Some lines below hold "freq". Pick them out and copy them.

++++++++++

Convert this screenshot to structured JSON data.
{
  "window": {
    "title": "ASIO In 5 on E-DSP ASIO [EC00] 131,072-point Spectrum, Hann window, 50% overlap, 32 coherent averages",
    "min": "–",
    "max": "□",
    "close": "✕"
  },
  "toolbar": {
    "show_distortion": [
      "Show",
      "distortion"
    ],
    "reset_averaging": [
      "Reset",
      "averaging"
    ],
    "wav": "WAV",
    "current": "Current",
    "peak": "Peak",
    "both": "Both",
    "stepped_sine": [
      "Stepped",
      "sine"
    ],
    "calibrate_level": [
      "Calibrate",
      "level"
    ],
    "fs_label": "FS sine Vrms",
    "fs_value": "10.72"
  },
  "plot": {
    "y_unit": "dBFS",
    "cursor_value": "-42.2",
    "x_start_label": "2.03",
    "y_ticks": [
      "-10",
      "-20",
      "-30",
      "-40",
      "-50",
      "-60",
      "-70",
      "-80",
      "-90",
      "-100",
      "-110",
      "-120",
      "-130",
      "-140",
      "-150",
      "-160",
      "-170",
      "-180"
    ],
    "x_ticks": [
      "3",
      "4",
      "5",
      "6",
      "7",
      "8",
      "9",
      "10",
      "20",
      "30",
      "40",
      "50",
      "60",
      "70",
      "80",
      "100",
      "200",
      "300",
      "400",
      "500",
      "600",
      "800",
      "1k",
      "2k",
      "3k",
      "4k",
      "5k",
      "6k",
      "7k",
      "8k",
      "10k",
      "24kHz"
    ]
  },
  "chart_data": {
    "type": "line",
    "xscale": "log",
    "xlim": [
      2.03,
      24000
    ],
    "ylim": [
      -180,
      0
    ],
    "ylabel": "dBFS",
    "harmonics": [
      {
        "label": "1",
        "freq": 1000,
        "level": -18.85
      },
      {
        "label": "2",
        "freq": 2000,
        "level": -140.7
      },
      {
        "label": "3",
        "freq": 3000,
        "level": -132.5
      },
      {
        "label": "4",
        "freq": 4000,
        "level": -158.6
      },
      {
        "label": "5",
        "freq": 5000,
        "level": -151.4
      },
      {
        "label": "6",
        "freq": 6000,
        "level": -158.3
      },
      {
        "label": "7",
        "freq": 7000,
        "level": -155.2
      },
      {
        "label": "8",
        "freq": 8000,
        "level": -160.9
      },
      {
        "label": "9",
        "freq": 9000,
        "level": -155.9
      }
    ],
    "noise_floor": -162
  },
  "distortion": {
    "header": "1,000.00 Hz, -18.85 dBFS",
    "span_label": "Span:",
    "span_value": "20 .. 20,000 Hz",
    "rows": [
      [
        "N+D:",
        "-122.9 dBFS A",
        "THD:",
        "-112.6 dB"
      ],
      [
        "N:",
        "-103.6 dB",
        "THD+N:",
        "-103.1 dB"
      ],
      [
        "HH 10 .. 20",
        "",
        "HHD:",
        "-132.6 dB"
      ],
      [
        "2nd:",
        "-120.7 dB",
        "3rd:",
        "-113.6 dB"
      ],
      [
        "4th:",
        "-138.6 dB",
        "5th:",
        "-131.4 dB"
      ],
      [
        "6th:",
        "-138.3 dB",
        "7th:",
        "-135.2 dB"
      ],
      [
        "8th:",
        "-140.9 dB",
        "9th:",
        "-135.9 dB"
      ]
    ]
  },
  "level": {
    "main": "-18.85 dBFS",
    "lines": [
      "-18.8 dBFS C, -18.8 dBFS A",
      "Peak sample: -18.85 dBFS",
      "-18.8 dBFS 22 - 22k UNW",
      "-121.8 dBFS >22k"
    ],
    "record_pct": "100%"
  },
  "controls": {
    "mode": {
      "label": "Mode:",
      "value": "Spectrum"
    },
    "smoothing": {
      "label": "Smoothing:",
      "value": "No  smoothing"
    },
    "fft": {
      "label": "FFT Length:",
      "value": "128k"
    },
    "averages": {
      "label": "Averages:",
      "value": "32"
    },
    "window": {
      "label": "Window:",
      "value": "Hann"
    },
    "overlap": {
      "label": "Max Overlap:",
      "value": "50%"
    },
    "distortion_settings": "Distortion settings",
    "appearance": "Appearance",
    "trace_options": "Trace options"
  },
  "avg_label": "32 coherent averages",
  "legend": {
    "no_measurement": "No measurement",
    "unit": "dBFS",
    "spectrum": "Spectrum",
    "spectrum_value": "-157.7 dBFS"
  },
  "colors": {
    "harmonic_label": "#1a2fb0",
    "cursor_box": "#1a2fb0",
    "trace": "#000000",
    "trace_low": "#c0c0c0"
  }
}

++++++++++

**Answer section**:
        "freq": 1000,
        "freq": 2000,
        "freq": 3000,
        "freq": 4000,
        "freq": 5000,
        "freq": 6000,
        "freq": 7000,
        "freq": 8000,
        "freq": 9000,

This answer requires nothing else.